DATA UNDER STUDY ->
*** Block opens ***
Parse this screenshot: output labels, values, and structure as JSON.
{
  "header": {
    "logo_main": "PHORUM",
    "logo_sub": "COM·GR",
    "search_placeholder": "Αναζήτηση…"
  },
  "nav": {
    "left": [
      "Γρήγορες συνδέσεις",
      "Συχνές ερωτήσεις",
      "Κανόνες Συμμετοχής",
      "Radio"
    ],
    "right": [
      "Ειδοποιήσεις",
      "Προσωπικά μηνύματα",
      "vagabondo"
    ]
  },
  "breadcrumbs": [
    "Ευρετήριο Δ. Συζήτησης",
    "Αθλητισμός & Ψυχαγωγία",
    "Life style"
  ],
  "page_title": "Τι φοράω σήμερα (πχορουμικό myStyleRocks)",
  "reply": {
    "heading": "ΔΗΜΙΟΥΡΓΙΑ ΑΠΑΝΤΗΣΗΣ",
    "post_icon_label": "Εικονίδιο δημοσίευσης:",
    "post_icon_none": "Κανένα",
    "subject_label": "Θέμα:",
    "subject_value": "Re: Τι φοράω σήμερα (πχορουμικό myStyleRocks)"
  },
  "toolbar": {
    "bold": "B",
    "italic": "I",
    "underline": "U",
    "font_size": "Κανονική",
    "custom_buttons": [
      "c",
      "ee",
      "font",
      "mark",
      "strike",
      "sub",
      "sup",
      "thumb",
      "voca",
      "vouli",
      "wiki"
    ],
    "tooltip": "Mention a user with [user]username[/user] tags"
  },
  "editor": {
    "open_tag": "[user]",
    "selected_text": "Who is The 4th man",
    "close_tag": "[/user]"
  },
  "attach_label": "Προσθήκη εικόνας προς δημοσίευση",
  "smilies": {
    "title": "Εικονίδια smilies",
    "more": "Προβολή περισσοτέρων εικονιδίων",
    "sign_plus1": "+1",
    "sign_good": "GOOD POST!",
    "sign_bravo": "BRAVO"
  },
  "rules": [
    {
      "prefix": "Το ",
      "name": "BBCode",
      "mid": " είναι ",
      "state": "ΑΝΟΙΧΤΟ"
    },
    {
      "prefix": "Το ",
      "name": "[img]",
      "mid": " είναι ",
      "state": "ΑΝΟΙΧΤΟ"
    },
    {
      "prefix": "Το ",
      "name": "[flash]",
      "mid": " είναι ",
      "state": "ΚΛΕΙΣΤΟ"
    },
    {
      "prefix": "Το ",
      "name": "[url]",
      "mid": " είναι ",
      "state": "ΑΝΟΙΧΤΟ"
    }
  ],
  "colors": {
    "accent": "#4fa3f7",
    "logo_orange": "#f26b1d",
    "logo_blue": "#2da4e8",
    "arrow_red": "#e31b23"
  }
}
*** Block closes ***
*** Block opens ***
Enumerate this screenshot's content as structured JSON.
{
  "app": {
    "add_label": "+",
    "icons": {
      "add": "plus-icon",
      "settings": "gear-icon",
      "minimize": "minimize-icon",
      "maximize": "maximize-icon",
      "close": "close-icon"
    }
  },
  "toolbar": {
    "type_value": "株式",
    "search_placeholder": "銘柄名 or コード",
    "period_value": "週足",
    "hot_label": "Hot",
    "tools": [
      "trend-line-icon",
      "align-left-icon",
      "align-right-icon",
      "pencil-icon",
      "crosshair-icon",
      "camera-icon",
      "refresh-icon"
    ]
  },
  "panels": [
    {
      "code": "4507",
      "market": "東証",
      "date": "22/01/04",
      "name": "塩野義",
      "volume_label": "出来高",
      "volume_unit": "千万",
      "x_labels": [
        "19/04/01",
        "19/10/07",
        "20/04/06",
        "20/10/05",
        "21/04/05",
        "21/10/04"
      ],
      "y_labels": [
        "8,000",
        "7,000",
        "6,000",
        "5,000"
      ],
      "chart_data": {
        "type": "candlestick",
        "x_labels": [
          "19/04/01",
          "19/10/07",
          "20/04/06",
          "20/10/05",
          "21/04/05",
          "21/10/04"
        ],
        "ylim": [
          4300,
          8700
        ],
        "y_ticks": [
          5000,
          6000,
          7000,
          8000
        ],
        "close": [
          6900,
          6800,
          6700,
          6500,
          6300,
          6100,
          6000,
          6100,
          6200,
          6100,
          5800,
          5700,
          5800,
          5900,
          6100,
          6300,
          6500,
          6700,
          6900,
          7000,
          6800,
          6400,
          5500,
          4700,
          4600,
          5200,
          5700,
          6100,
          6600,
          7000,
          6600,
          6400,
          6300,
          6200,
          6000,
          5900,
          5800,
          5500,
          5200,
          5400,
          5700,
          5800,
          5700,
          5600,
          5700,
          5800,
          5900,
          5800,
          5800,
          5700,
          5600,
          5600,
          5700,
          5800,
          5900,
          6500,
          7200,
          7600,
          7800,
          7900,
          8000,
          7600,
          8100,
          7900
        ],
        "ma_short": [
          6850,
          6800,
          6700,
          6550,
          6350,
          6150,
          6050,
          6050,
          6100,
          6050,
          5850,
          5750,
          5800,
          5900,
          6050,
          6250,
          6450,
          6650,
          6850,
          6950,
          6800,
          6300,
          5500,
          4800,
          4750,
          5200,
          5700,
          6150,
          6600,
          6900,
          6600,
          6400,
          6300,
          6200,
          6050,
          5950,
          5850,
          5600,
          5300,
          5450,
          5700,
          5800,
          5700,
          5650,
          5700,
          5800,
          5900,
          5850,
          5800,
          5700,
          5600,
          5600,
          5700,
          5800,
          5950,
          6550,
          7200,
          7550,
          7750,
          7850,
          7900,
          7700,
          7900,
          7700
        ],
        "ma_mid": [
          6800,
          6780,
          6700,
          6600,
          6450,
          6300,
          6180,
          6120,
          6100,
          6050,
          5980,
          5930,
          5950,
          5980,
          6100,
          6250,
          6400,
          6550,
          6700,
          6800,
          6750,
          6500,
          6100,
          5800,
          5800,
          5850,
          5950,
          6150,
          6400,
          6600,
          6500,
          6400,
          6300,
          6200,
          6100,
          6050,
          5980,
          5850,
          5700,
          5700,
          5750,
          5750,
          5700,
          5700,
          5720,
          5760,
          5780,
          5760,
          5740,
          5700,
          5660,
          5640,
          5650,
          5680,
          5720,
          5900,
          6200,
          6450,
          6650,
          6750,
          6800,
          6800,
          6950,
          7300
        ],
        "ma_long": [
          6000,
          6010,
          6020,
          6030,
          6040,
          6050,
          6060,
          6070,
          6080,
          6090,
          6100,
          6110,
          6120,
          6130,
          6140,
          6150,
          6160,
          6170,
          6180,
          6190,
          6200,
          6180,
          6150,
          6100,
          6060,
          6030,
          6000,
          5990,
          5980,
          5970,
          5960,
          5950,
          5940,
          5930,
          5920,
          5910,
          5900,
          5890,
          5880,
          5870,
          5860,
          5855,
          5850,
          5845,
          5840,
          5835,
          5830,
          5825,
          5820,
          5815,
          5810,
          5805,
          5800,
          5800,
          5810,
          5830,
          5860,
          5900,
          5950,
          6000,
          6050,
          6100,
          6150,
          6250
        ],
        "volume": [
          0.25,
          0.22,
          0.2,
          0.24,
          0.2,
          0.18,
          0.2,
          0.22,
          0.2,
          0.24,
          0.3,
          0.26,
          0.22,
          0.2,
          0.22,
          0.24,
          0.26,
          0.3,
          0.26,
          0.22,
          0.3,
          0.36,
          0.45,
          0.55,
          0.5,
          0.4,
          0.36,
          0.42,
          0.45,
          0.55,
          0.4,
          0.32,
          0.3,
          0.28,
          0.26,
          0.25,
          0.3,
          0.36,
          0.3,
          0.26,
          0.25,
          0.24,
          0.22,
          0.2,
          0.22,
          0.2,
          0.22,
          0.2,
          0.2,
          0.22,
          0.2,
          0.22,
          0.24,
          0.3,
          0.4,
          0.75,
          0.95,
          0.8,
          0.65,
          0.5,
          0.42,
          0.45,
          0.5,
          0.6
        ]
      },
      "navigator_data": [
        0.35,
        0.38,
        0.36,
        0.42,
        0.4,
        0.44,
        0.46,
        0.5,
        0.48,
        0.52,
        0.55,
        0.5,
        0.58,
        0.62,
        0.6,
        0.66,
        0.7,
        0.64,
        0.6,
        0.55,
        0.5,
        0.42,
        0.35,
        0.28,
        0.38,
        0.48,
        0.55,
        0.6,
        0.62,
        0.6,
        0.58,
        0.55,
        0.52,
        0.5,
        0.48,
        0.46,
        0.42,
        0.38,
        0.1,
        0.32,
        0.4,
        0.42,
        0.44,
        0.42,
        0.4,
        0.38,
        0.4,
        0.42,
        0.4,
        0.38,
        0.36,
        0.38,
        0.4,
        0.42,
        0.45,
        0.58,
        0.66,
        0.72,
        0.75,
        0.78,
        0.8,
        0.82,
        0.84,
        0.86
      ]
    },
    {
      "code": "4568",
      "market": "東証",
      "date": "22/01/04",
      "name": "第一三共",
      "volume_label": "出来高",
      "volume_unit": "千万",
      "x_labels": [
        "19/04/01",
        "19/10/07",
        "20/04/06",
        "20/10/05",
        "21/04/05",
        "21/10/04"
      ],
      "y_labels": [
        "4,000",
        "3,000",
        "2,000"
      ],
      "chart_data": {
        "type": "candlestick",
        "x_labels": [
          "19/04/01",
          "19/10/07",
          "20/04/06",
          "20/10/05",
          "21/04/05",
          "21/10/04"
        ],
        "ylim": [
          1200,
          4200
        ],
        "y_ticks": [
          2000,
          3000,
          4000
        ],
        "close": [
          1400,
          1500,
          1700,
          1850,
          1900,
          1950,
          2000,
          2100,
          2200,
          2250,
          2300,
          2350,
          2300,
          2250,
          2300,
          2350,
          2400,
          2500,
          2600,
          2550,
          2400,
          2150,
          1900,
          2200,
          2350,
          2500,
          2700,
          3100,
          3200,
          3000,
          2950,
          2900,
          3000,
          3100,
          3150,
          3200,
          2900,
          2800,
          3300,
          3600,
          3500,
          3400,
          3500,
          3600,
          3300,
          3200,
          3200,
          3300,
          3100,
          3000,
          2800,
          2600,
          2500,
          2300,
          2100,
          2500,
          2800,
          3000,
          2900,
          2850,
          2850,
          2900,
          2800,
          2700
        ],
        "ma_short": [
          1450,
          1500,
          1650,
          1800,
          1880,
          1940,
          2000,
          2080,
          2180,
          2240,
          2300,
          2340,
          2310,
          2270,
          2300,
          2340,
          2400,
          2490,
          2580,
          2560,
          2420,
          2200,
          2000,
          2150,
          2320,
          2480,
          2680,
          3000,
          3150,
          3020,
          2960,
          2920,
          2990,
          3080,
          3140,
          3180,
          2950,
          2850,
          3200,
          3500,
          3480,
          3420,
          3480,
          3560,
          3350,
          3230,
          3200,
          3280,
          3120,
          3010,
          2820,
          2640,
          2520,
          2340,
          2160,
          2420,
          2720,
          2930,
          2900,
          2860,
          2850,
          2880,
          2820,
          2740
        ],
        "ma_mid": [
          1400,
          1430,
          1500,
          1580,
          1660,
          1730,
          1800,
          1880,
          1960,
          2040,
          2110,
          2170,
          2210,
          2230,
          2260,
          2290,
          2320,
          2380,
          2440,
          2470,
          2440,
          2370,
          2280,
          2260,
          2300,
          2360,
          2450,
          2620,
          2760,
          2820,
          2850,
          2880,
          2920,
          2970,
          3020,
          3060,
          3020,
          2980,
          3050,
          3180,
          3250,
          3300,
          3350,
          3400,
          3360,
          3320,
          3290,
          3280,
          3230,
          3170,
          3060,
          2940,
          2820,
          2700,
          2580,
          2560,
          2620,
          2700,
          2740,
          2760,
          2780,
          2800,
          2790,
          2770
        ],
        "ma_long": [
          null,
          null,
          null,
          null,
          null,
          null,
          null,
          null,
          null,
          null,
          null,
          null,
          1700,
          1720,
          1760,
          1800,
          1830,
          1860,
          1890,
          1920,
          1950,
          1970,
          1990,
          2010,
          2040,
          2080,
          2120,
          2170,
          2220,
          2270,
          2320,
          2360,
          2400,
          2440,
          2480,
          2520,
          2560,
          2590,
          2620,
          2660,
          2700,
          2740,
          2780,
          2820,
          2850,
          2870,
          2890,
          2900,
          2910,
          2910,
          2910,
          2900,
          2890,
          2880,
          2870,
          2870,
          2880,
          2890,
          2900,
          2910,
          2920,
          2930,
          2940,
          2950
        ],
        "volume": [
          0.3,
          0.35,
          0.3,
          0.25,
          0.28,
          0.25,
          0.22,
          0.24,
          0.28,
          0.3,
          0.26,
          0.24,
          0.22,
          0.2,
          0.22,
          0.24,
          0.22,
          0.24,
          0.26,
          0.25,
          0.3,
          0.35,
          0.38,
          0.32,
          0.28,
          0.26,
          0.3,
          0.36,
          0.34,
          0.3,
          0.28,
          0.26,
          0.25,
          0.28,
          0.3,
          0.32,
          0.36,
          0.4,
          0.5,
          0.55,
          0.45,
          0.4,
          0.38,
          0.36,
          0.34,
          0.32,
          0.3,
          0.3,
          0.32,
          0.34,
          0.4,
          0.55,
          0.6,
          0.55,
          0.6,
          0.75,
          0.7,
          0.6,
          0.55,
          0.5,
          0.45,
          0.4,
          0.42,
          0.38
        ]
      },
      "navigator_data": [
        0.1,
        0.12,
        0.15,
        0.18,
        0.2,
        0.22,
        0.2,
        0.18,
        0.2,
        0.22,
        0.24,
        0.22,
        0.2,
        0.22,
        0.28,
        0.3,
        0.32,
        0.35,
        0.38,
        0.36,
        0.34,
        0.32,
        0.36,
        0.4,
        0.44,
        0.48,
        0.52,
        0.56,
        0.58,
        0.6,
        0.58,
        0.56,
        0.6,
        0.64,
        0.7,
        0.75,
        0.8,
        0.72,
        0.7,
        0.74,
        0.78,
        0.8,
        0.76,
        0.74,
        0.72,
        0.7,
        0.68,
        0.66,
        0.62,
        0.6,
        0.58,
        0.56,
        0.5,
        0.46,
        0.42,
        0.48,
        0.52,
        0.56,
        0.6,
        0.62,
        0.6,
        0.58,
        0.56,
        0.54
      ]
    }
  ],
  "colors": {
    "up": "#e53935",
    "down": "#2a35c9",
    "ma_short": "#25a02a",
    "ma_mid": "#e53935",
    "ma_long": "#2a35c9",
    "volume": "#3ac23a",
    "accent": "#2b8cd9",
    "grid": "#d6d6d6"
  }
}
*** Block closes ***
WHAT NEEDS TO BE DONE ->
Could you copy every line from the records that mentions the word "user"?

RESPONSE AREA ->
    "tooltip": "Mention a user with [user]username[/user] tags"
    "open_tag": "[user]",
    "close_tag": "[/user]"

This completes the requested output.